Back in 2016 and the heady days of 2017, we had a chance. Tens of thousands, inspired by Corbyn, were joining the Labour Party. The 2017 manifesto began to address the real concerns of the class. That programme was developed further, with more thought, care and underpinning, in the run-in to the December election. In amongst that were the reasons to remain in Europe, or to protect if we leave: the defence of rights and regulations, of holidays and leave, of unions, of free-movement, of the environment, of investment in our post-industrial communities, of welfare. It all got lost in the Remain muddle. The Johnson-Cummings single issue campaign rode over the disarray, a disarray that had emerged in 2016. Alienation of the class is rooted decades before.
A second referendum could even have been defended. Accept the result; now it is about the deal.
Could we accept a deal? In truth, whatever the Tories put before us, or not put before us, will be thoroughly unacceptable. Had we argued the case from 2016 we might, only might, have had a chance. But we were served by a hungry media, dining on our Remain hotpot, the side dishes being provided by our own party.
Everything should have been about the headlines and detail of the deal. That could appeal to both leave and remain and focus minds on the substance rather than the propaganda. What, in practical terms, is leaving the EU going to mean to most of us? Just to scratch that surface is a horror story.
Most of all, ‘What’s in the deal?’ could talk to the alienated class in the north and in Wales, those that have fallen victim to Labour’s woes. It may even have had some resonance in Scotland, but that is another kettle of cauliflowers.
For all the efforts to blame Corbyn and the campaign, there is no getting away from the fact that of 54 Labour seats lost, 52 were in Leave constituencies. Back in 2017, Labour had gained its biggest increase in vote share since 1945, and its biggest share since Blair in 1997. Corbyn transformed the party, its politics, its support and its active base. That didn’t just disappear in two years. Yes, it was eroded and the long-discredited ‘first past the post’ electoral system didn’t help.

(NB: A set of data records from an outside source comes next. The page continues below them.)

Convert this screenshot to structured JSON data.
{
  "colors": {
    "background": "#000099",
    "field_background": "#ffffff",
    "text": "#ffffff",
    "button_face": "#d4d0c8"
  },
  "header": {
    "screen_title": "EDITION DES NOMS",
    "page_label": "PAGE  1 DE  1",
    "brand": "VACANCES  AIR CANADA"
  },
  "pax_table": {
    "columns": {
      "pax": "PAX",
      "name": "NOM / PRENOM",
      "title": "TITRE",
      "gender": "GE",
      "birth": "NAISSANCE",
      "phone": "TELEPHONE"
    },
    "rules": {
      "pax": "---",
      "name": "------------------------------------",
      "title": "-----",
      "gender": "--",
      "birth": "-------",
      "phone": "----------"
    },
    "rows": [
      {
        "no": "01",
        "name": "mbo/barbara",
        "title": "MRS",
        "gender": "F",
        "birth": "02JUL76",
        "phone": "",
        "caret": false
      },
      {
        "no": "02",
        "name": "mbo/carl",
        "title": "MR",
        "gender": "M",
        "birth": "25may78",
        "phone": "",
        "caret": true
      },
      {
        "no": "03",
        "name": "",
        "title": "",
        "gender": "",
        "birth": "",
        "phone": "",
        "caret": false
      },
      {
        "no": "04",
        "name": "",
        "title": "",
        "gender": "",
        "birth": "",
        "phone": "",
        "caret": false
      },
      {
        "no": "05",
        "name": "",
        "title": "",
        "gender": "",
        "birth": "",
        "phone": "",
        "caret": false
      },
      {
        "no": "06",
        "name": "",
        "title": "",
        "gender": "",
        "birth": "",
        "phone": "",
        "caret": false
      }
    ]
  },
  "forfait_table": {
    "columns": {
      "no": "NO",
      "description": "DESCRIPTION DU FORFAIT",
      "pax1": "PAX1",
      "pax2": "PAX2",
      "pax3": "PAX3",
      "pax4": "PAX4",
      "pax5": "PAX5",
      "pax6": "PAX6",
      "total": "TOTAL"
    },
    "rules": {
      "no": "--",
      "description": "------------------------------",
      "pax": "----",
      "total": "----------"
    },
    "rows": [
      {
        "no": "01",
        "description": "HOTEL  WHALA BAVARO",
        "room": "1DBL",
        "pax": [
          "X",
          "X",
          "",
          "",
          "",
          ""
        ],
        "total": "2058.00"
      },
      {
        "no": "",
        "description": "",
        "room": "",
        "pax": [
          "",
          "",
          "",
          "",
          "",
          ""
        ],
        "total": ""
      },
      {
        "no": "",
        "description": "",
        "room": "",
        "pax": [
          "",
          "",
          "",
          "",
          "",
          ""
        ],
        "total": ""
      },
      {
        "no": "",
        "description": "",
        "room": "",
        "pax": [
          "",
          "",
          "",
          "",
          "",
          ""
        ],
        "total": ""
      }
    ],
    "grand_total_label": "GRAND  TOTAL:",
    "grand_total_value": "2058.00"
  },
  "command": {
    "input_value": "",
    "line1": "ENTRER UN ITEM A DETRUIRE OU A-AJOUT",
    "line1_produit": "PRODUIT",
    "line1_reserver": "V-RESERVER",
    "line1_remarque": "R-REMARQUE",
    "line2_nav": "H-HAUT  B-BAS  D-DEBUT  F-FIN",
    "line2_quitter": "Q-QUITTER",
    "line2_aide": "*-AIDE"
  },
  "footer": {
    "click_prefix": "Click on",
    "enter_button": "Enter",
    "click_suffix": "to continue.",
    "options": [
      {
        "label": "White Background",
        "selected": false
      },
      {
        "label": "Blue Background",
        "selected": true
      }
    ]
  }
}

Back in the Blair years, we should have ditched the Tories for good and revealed the LibDems as their clones, the combined opposition. Heaven knows Clegg and Cable gave us every chance.
Now, after the Scottish debacle, it is Labour that is in danger, having learned little. A leftish social-democratic SNP, if tinged with nationalism, has wiped Labour off the page.
The Scots are fortunate. The danger south of the border is that Tory populism, variants on ‘progressive patriotism’, English nationalism, xenophobia, racism or even fascism will do the job for capitalism. The Labour leadership contest has much responsibility if it is to serve our people.
To be continued…
Gordon Gibson is a Scot, a long-time resident in Wales. He is a Labour member and currently Chair of his local Constituency Party in South Wales.